- First-Aid Kit: This can be a store bought one, or one you assemble yourself, just make sure you bring it along with you.
- Knife: Any type of blade will really do, knives are an invaluable tool when hiking in the woods, and can be used in many different ways.
- Flashlight: Sure, you can use the light on your phone, but wouldn’t you rather save your phone’s battery so you can call for help?
- Extra Batteries: It’s better to be prepared for when your flashlight dies, than to be lost in the dark.
- Map and Compass: As long you have these two items, and know how to read them, you’ll never be lost.
- Flint and Steel: It can take a while to learn how to use flint and steel correctly, but after you do learn, you should always take this instead of matches.
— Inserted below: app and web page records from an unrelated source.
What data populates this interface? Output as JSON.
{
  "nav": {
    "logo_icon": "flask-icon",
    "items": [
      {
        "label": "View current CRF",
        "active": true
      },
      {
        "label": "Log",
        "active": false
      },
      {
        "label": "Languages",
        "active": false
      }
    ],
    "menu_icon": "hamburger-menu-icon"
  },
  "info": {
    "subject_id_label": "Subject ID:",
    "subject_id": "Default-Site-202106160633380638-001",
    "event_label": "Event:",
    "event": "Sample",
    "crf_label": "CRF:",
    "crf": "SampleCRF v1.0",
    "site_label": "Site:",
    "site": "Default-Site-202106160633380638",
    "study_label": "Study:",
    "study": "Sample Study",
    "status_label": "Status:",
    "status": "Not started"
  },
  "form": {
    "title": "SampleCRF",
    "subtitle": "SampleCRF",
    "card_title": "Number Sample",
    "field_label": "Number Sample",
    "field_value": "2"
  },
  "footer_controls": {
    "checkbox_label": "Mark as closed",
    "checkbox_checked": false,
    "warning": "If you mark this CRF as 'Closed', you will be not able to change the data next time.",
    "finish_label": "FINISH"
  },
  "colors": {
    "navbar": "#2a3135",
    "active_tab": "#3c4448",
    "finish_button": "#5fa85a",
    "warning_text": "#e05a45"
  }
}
Lasts longer, and is waterproof.
- Duct Tape: As every seasoned camper knows, duct tape has the uncanny ability to fix anything. Well, almost anything.
- Whistle: These are great for calling attention to you when you think you might see someone who can help.
- Space Blanket: In case you get lost overnight, these keep in 90% of your body heat. They will definitely keep you warm through the night.
- Emergency Food and Water: You don’t know how long you could be stranded, so always bring an extra two bottles of water, and some granola bars. If you want to be even more prepared, bring a water purifier.
Now, this is just a general guideline, you will have to alter it to fit your needs. Such as, if you have a medical condition, bring a couple days worth of your medication, in case you do end up lost. If you’re hiking in bear country, bring a can of bear mace. Little alterations like those can mean the difference between being found alive or dead. It’s your job as a responsible hiker to assess the situation you will be getting into, and to decide what to bring with you.